When I say we're ready to implement, SCCM is up and running, configured down to a T, sites organised, the IP addressing system is planned out (it's currently flat so we're having to chop and change a bit to accommodate for multiple site AD) and we could, if we wanted to, get this running next week. But we've got till Summer, and we'd rather do it right ;)
We are doing a new network design and looks like exactly the same as yours ( Good work though ). Two Physical servers ( approx. 64 GB RAM each ) + Virtual environment ( VMware essential Plus ) Two AD DC GC DHCP DNS on each physical host ( virtual ) and split almost servers like print server, application server, backup server, antivirus server, sccm server, sql server.
The only difference is we are going for SAN as storage. Looking for different solutions and need suggestions from you people like HP storage works, EMC, Netapp, infortrend, dot hill storage?????? which one is the best and why ?? those who are currently using any of these solutions??
Need to know the backup solution which people are currently using like VEEM V6, DPM 2012, Symantec backup 2012 and few which I can not remember right now, will post it later.
We use veamm for our existing ESXI backups and we're very happy with it. Does exactly what it says on the tin.
We have just installed DPM2012 for our new Hyper-V setup.
Was so much cheaper than upgrading our previous Backup Exec solution
IMO you've done the right thing going for raid 10 over raid 5/6. I'm in the process of moving away from raid 5 across our servers due to the slow performance. Although it is tempting to go with parity raid due to the low wasted space IME virtual servers and file servers just can't cope anymore in an ever increasing media centric environment.
IMO get the largest hard drive backplane that you can fit in the servers. Even if you don't fill it now it gives you room for expansion.
RAM - Personally I'd get a little more than 16gb, you'll always use it, and then double that. If one of your servers goes down it gives you room to bung all the guests from the dead server onto the good one.
NICs - imo right move on separating up roles on the nics. Personally I've got high network load servers on separate NICs eg WSUS, WDS/MDT. And I may move all deployed software onto a separate NIC too.

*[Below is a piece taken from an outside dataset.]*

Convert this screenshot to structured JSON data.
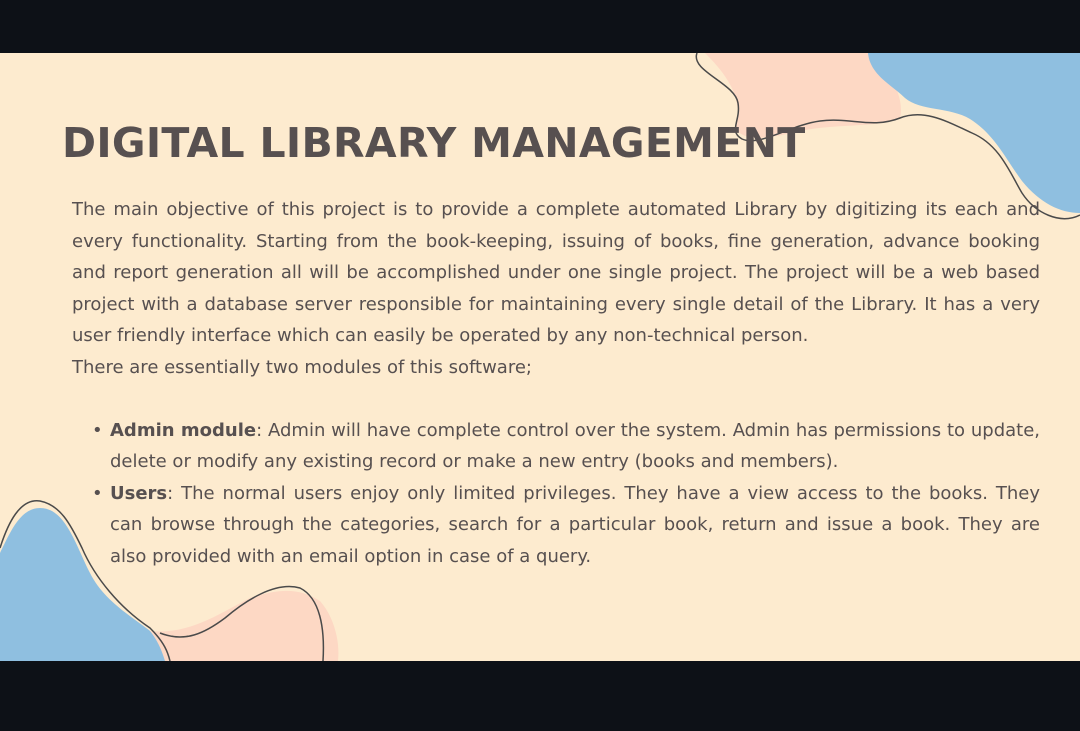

DFS - IME replication on a single site where users access shared files does not work. You inevitably get 2 users going to 2 different servers but working on the same file. It caused us no end of grief. I don't know how well it will work in your situation on separate sites. Just keep an eye on it.
We can't see DFS being an issue like that - it's only being used for the users files, and they'll only be on one site or the other. We don't intend to use it at all for shared folders - those will be hosted in one place, should they lose access to that it's not the end of the world.
RAM will actually be higher than the 16gb mentioned: will be 32 for the main SCCM/SQL server and the other box which is pretty much just users will be 16gb. The second server isn't actually here yet, it's very possible it will be built on the new xeons rather than the 5620's too.
Unfortunately having to keep budgets right down there's no backplanes involved - any swapping will be done internally, we've gone for very cheap chassis with decent power supplies, unless we can get any decent chassis & redundant PSU deals from our local suppliers :) It's a bit of a compromise but the only thing that suffers from it is convenience should we need to make a change. Well, except the current main server has a heatsink that I've had to cut down in order to fit the RAID card (the Intel S5500BC mainboard is a TERRIBLE design) and the hard drive bays moved around to fit. Got some new intel coolers coming Monday though to alleviate that in the long run..